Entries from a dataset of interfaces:
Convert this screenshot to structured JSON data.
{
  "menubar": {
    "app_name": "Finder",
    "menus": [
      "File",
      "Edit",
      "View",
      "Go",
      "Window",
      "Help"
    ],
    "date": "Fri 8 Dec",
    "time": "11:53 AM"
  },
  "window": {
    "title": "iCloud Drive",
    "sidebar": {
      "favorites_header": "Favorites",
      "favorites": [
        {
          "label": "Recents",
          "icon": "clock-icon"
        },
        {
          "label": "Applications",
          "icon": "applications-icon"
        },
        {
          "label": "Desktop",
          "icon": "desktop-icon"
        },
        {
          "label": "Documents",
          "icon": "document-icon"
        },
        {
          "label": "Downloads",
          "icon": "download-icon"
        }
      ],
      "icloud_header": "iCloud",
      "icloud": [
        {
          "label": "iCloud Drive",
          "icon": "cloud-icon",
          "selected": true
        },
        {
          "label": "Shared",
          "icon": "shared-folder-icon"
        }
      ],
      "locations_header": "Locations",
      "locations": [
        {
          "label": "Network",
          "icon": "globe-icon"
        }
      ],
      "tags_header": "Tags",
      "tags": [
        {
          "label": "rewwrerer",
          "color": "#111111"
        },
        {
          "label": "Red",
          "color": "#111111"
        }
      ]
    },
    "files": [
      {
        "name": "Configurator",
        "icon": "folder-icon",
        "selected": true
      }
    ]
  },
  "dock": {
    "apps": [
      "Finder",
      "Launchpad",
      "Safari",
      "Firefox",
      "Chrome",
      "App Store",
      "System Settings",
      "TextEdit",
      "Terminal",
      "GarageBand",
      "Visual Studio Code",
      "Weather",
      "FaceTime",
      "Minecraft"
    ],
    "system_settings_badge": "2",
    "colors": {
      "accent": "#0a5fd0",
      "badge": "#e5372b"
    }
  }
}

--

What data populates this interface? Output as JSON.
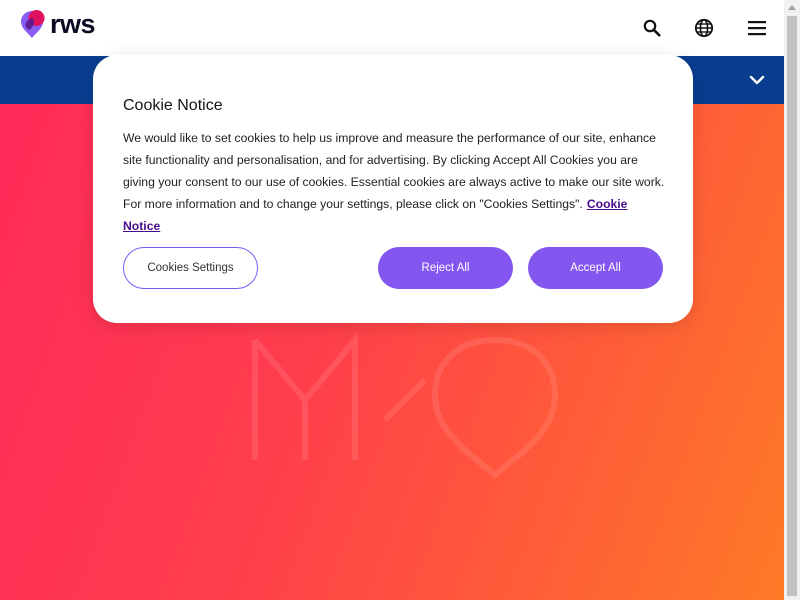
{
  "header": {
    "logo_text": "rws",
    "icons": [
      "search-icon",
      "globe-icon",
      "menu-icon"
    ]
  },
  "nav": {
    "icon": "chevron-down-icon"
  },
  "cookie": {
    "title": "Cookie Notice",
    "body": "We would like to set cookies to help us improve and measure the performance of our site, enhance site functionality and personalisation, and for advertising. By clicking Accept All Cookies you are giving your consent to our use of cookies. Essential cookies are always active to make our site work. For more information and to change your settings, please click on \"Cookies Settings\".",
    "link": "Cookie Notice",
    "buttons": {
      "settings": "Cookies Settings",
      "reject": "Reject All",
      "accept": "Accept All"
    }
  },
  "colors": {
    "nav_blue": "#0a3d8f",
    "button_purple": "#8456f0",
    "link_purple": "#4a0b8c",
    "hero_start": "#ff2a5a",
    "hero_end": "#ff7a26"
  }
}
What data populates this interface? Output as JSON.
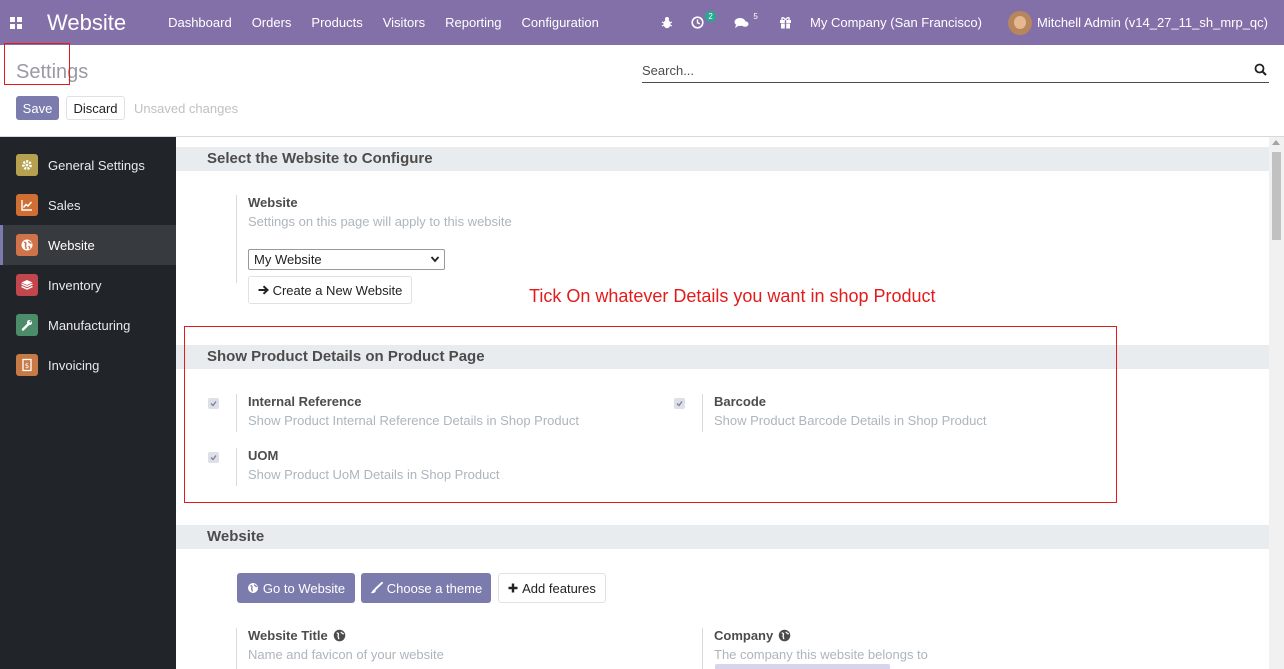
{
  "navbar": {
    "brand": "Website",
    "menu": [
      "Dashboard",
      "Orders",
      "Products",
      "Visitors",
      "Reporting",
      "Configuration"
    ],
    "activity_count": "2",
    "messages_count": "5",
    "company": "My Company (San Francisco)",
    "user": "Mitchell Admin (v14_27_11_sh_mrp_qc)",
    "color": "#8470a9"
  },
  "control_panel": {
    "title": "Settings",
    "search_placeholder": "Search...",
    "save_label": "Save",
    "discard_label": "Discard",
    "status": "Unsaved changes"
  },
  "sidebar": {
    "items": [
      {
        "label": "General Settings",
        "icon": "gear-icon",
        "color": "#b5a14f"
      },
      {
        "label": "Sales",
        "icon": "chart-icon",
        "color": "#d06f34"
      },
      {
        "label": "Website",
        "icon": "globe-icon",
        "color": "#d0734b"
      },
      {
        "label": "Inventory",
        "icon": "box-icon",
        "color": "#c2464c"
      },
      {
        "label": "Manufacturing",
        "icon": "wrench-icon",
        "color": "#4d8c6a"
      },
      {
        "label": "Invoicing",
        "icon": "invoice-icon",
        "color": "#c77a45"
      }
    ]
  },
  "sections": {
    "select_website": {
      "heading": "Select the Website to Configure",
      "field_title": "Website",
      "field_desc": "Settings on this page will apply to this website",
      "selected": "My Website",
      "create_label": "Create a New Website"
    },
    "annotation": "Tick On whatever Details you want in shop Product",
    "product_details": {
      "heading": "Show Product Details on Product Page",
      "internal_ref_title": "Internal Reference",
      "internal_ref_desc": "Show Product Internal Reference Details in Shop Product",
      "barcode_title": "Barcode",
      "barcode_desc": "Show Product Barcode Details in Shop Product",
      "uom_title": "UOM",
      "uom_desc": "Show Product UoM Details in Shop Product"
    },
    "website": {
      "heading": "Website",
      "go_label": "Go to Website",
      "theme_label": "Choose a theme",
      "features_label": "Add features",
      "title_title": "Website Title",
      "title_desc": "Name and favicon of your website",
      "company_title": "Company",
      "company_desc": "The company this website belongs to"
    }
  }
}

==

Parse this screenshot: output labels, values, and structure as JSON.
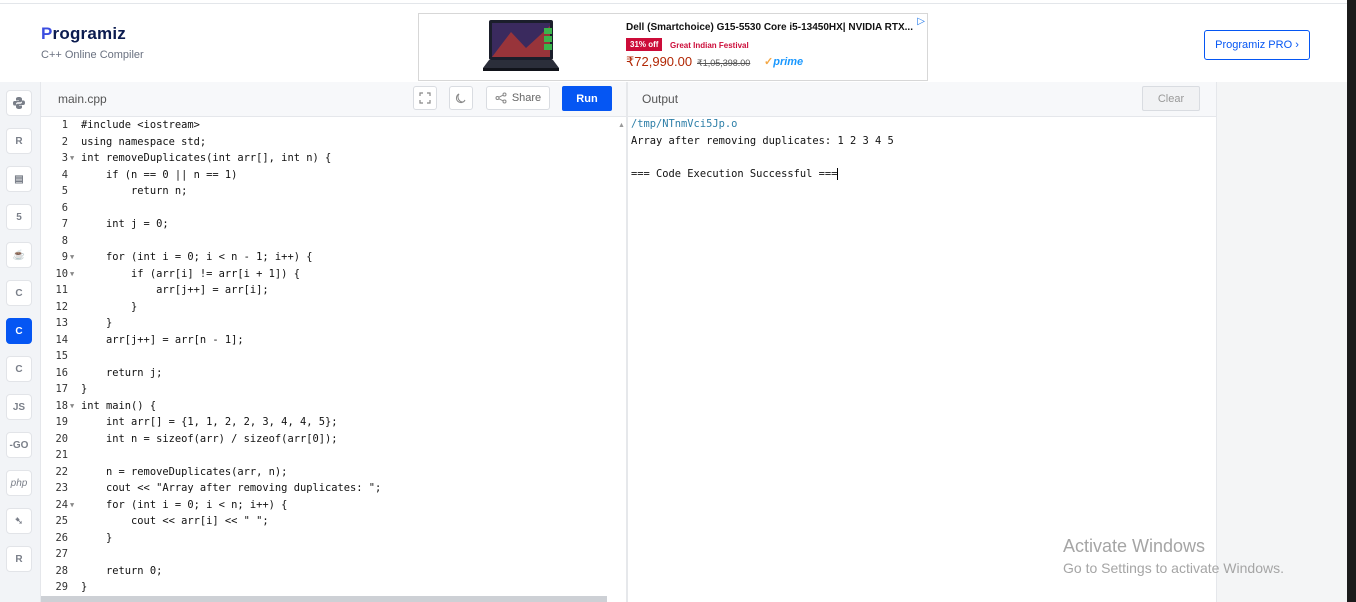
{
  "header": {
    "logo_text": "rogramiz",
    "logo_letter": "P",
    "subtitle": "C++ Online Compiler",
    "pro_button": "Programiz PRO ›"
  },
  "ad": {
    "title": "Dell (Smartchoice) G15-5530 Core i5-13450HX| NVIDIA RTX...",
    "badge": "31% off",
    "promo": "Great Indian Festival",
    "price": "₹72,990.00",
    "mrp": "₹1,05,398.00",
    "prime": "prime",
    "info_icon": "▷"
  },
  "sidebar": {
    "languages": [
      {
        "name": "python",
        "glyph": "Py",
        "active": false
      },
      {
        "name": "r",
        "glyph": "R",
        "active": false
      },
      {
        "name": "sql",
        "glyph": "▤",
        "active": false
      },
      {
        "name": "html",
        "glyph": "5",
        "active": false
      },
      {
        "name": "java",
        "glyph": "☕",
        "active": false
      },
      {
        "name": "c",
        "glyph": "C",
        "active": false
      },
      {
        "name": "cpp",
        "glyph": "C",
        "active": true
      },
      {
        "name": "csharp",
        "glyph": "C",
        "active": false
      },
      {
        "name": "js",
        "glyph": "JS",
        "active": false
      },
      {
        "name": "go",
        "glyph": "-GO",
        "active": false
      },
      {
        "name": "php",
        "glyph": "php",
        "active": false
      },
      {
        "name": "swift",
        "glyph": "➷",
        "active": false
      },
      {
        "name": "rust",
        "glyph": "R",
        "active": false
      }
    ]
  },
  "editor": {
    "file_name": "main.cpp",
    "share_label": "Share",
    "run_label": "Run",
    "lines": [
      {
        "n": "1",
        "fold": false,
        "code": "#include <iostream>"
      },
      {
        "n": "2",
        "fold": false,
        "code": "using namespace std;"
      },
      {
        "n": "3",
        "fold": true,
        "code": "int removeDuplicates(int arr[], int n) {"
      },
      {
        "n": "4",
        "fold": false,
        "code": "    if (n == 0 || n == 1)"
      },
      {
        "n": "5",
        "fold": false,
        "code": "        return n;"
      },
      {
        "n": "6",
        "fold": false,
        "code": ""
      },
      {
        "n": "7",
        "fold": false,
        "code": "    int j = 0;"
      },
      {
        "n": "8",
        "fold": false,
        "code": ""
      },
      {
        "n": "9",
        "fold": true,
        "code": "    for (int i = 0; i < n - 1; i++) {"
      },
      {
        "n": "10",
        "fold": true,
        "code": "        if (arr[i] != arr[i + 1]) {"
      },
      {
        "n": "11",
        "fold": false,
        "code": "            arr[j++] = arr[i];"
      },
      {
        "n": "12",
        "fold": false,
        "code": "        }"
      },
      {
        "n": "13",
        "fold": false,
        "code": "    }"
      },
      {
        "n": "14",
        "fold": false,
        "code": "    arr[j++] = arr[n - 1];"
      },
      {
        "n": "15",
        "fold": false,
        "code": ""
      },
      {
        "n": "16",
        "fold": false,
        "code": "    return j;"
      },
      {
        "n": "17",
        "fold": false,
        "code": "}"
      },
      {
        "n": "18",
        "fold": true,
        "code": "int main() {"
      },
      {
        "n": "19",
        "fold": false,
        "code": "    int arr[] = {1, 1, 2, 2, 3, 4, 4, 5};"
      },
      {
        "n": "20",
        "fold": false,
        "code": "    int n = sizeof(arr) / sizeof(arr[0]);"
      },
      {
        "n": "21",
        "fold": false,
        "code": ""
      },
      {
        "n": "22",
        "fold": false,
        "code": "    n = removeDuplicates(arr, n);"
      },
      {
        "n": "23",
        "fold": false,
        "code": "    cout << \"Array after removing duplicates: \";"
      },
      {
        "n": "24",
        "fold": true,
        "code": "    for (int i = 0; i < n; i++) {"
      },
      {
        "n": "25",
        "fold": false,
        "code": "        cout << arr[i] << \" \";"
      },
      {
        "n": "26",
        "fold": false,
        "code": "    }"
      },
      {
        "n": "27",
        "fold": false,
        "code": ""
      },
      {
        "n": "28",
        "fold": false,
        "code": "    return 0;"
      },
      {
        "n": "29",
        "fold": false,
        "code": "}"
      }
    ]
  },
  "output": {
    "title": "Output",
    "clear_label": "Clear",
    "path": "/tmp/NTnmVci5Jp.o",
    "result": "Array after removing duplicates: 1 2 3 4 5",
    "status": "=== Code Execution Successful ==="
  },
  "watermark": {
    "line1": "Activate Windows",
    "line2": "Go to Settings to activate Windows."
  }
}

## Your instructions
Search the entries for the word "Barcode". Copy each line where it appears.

## Exercise result
      "barcode_title": "Barcode",
      "barcode_desc": "Show Product Barcode Details in Shop Product",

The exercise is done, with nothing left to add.